> What to produce
When you give the entries again, keep every word as it stands and drop the pictures.
%%
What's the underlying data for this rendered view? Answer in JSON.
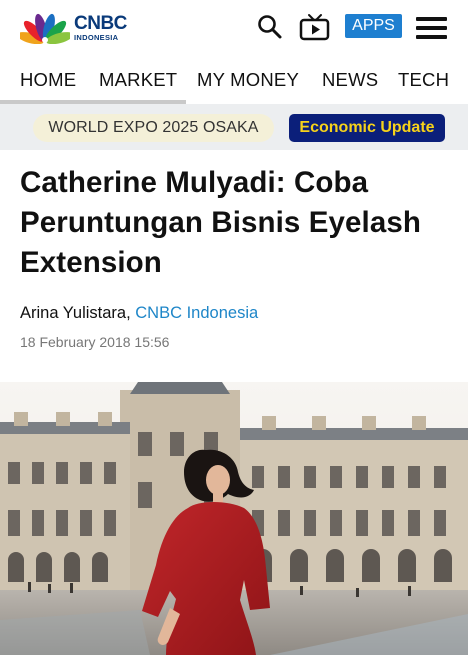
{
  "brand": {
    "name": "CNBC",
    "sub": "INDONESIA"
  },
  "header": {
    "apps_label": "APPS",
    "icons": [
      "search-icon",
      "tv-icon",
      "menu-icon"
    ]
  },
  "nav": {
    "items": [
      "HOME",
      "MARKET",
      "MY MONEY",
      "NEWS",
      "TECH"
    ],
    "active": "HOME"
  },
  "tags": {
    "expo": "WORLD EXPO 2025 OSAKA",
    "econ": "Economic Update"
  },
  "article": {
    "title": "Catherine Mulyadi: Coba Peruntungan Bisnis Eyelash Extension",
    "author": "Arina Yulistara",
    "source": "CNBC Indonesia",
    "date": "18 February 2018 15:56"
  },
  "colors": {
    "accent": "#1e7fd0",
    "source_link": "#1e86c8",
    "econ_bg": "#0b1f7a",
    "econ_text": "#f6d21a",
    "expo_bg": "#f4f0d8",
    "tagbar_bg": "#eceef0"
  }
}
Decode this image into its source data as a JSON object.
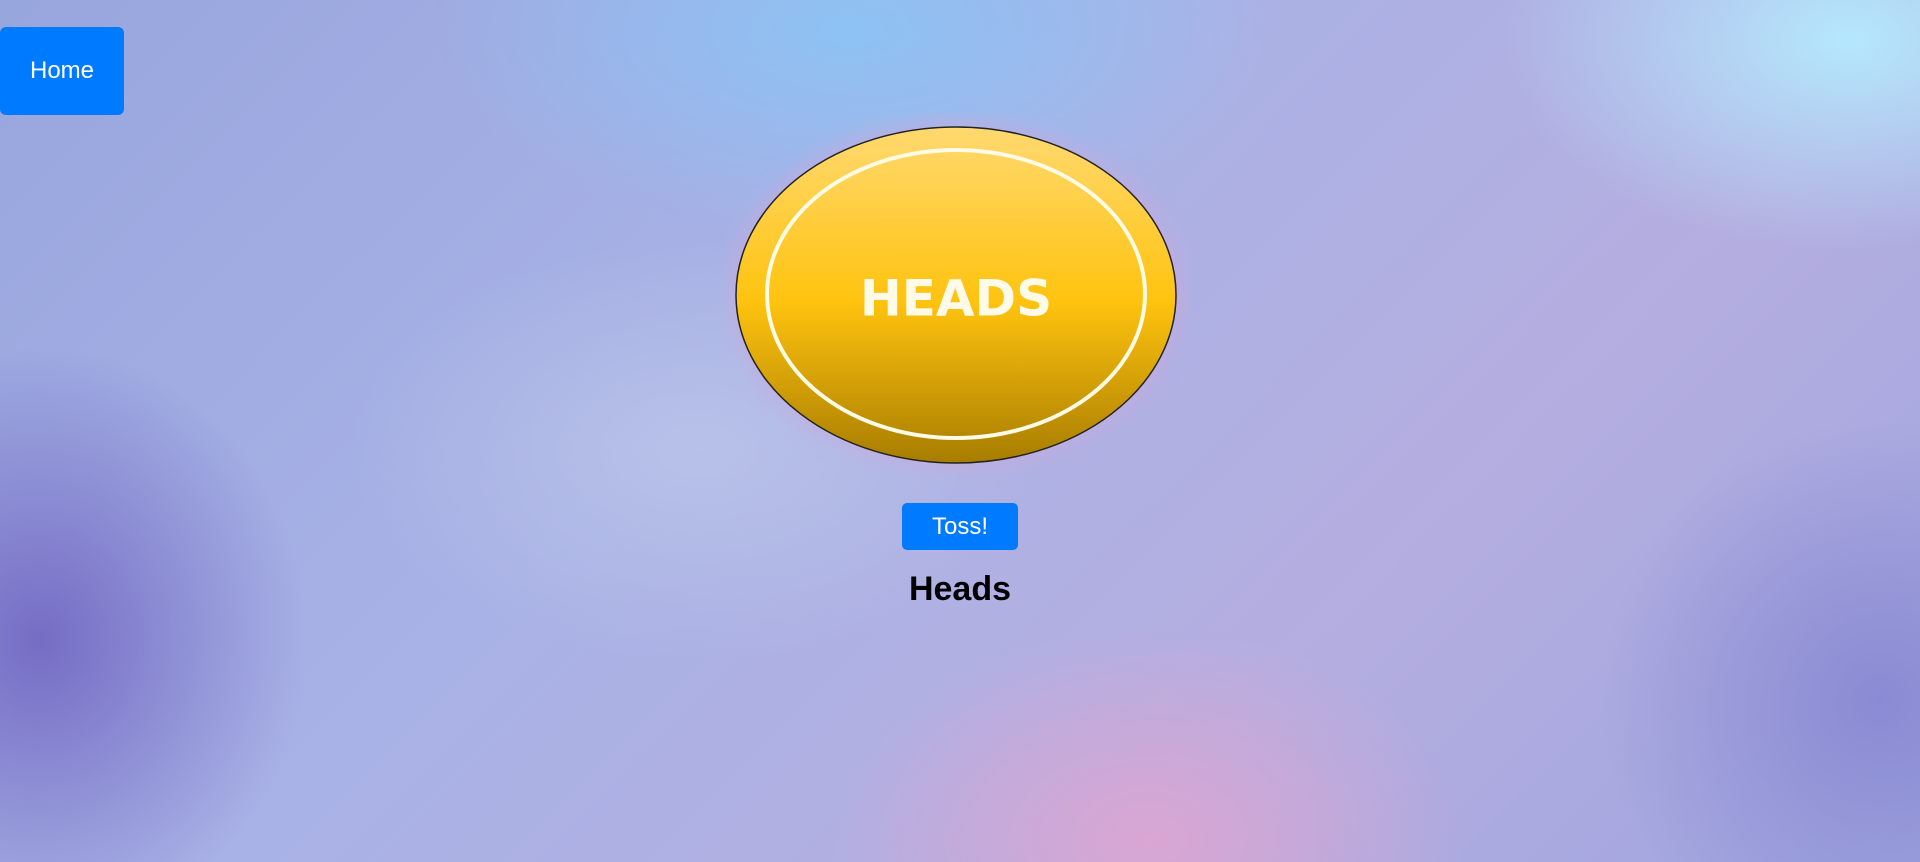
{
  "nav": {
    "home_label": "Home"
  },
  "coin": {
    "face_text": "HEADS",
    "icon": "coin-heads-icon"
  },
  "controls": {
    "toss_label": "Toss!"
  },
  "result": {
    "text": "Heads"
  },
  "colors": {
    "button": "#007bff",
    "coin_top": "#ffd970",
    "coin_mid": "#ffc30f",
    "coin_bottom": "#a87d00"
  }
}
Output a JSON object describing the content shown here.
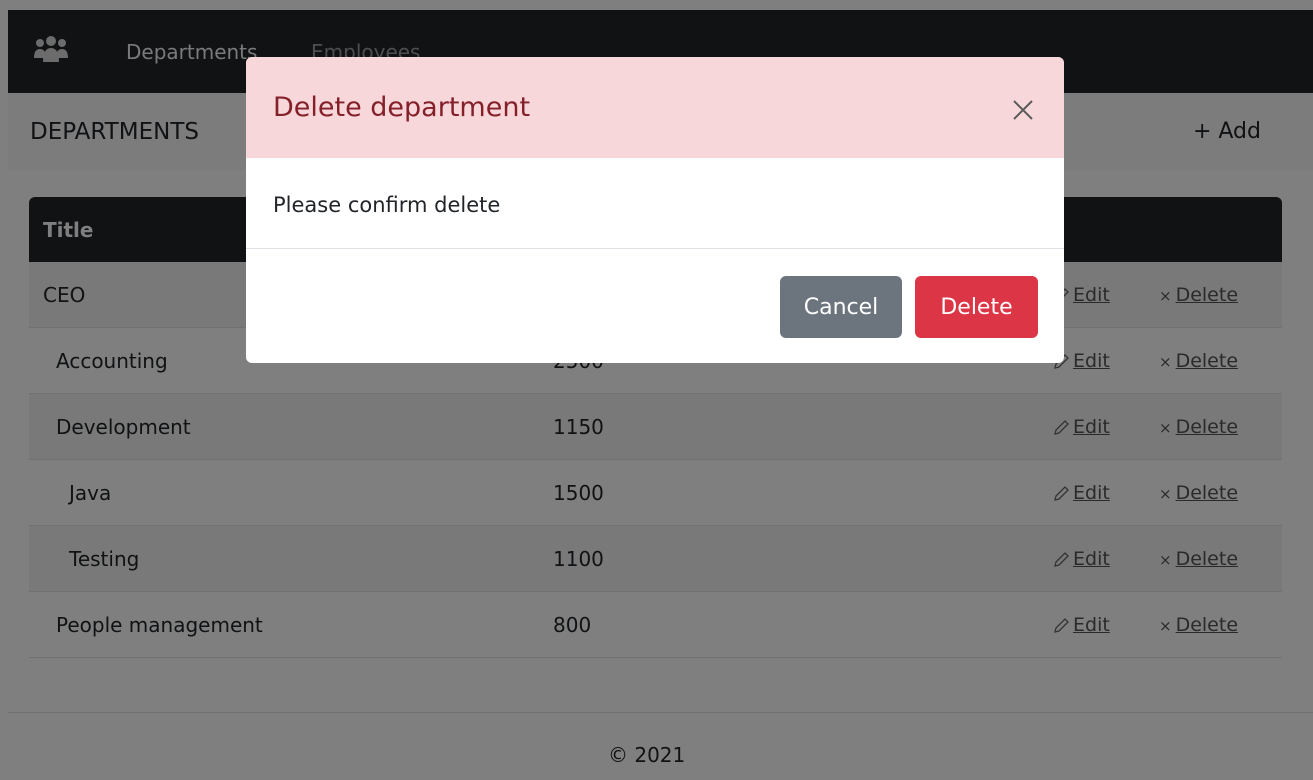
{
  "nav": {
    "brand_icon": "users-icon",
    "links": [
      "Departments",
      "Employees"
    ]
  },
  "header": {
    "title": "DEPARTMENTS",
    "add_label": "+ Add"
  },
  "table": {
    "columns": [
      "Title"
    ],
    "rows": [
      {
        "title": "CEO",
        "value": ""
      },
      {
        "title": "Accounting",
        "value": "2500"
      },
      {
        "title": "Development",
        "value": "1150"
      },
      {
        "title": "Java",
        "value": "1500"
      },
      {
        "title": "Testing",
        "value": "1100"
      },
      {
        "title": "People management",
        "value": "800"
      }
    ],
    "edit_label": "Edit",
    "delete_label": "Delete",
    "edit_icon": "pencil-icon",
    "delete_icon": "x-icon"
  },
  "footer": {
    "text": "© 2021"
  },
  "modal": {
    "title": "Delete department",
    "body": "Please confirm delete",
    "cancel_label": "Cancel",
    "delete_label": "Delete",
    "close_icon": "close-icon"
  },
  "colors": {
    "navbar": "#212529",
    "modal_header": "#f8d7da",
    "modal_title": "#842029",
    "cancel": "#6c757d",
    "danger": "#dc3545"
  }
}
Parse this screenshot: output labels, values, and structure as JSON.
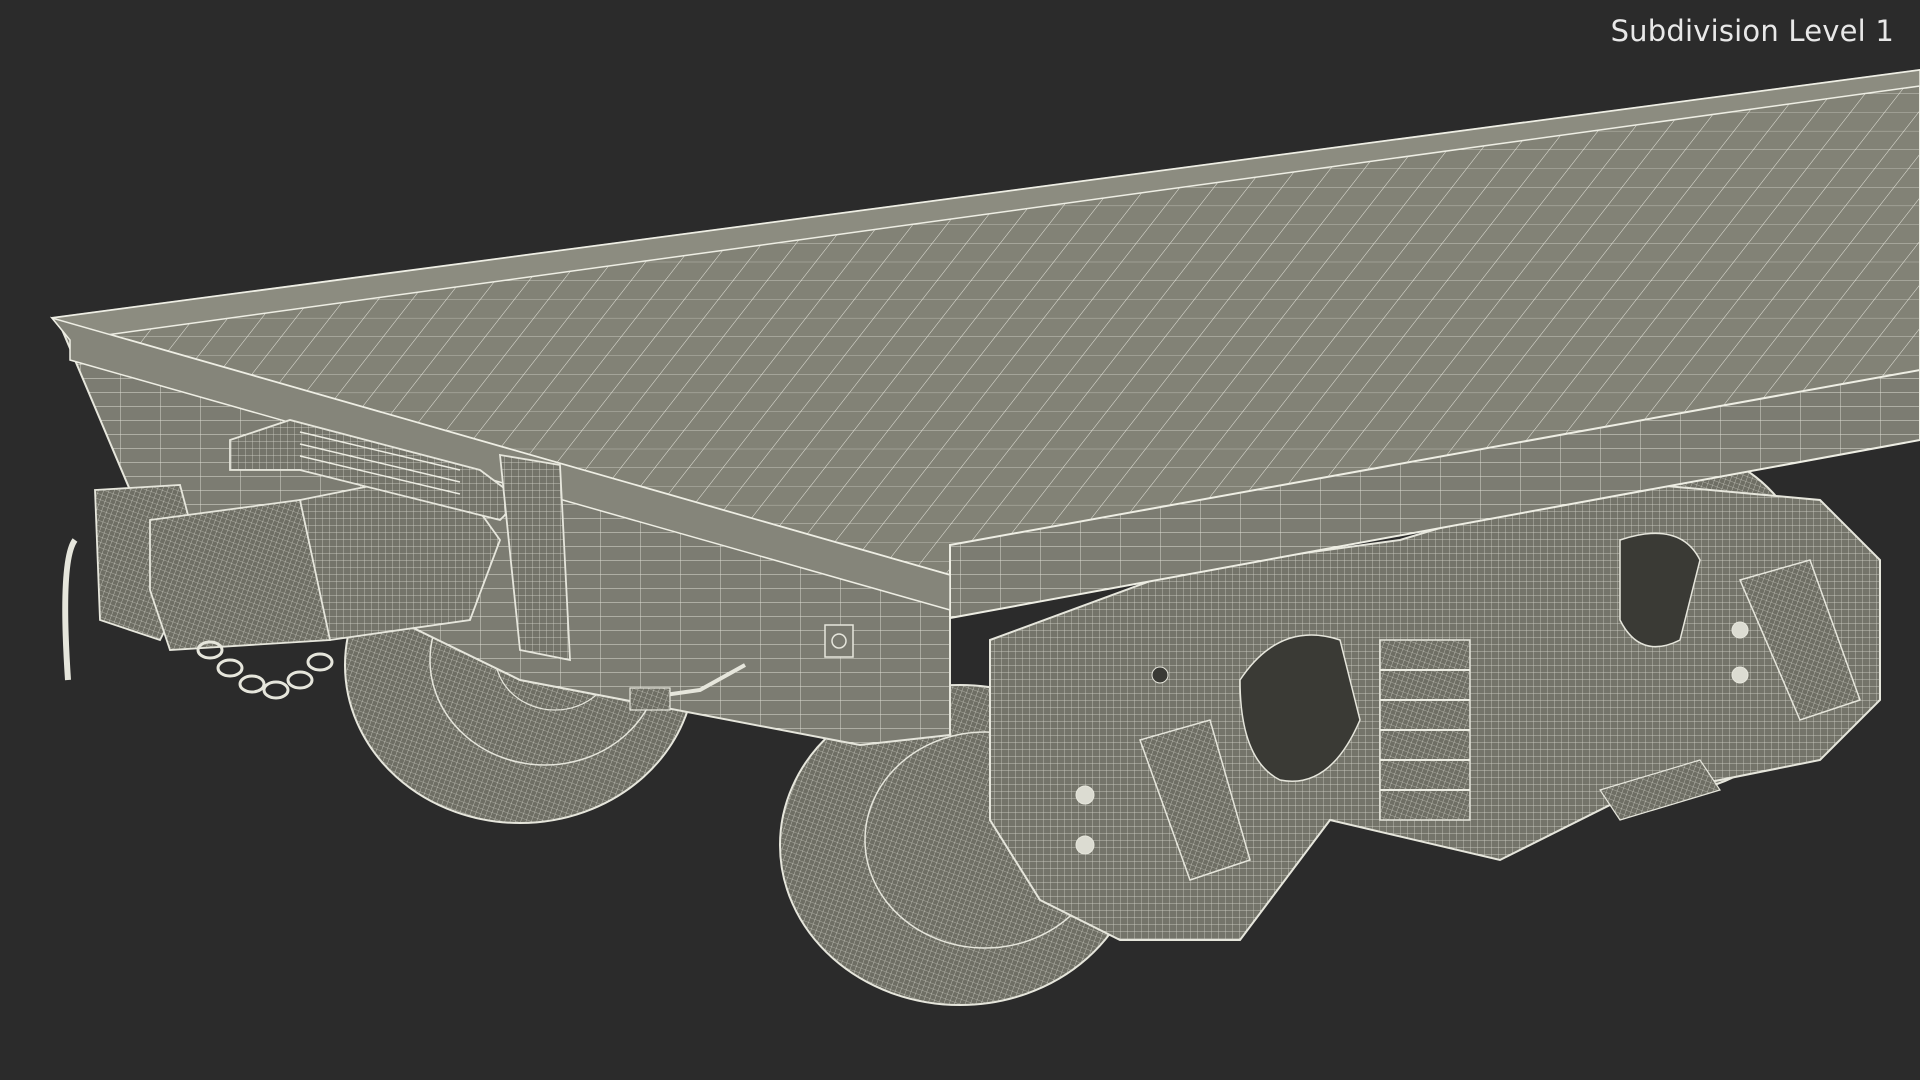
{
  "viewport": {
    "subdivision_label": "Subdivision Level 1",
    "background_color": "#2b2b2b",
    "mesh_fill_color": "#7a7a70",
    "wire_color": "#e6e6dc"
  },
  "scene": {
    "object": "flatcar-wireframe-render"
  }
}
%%
> Response
What's the underlying data for this rendered view? Answer in JSON.
{
  "brand": {
    "name": "CNBC",
    "sub": "INDONESIA"
  },
  "header": {
    "apps_label": "APPS",
    "icons": [
      "search-icon",
      "tv-icon",
      "menu-icon"
    ]
  },
  "nav": {
    "items": [
      "HOME",
      "MARKET",
      "MY MONEY",
      "NEWS",
      "TECH"
    ],
    "active": "HOME"
  },
  "tags": {
    "expo": "WORLD EXPO 2025 OSAKA",
    "econ": "Economic Update"
  },
  "article": {
    "title": "Catherine Mulyadi: Coba Peruntungan Bisnis Eyelash Extension",
    "author": "Arina Yulistara",
    "source": "CNBC Indonesia",
    "date": "18 February 2018 15:56"
  },
  "colors": {
    "accent": "#1e7fd0",
    "source_link": "#1e86c8",
    "econ_bg": "#0b1f7a",
    "econ_text": "#f6d21a",
    "expo_bg": "#f4f0d8",
    "tagbar_bg": "#eceef0"
  }
}
Decode this image into its source data as a JSON object.
{
  "nav": {
    "home_label": "Home"
  },
  "coin": {
    "face_text": "HEADS",
    "icon": "coin-heads-icon"
  },
  "controls": {
    "toss_label": "Toss!"
  },
  "result": {
    "text": "Heads"
  },
  "colors": {
    "button": "#007bff",
    "coin_top": "#ffd970",
    "coin_mid": "#ffc30f",
    "coin_bottom": "#a87d00"
  }
}
Output a JSON object describing the content shown here.
{
  "nav": {
    "brand_icon": "users-icon",
    "links": [
      "Departments",
      "Employees"
    ]
  },
  "header": {
    "title": "DEPARTMENTS",
    "add_label": "+ Add"
  },
  "table": {
    "columns": [
      "Title"
    ],
    "rows": [
      {
        "title": "CEO",
        "value": ""
      },
      {
        "title": "Accounting",
        "value": "2500"
      },
      {
        "title": "Development",
        "value": "1150"
      },
      {
        "title": "Java",
        "value": "1500"
      },
      {
        "title": "Testing",
        "value": "1100"
      },
      {
        "title": "People management",
        "value": "800"
      }
    ],
    "edit_label": "Edit",
    "delete_label": "Delete",
    "edit_icon": "pencil-icon",
    "delete_icon": "x-icon"
  },
  "footer": {
    "text": "© 2021"
  },
  "modal": {
    "title": "Delete department",
    "body": "Please confirm delete",
    "cancel_label": "Cancel",
    "delete_label": "Delete",
    "close_icon": "close-icon"
  },
  "colors": {
    "navbar": "#212529",
    "modal_header": "#f8d7da",
    "modal_title": "#842029",
    "cancel": "#6c757d",
    "danger": "#dc3545"
  }
}
Parse this screenshot: output labels, values, and structure as JSON.
{
  "viewport": {
    "subdivision_label": "Subdivision Level 1",
    "background_color": "#2b2b2b",
    "mesh_fill_color": "#7a7a70",
    "wire_color": "#e6e6dc"
  },
  "scene": {
    "object": "flatcar-wireframe-render"
  }
}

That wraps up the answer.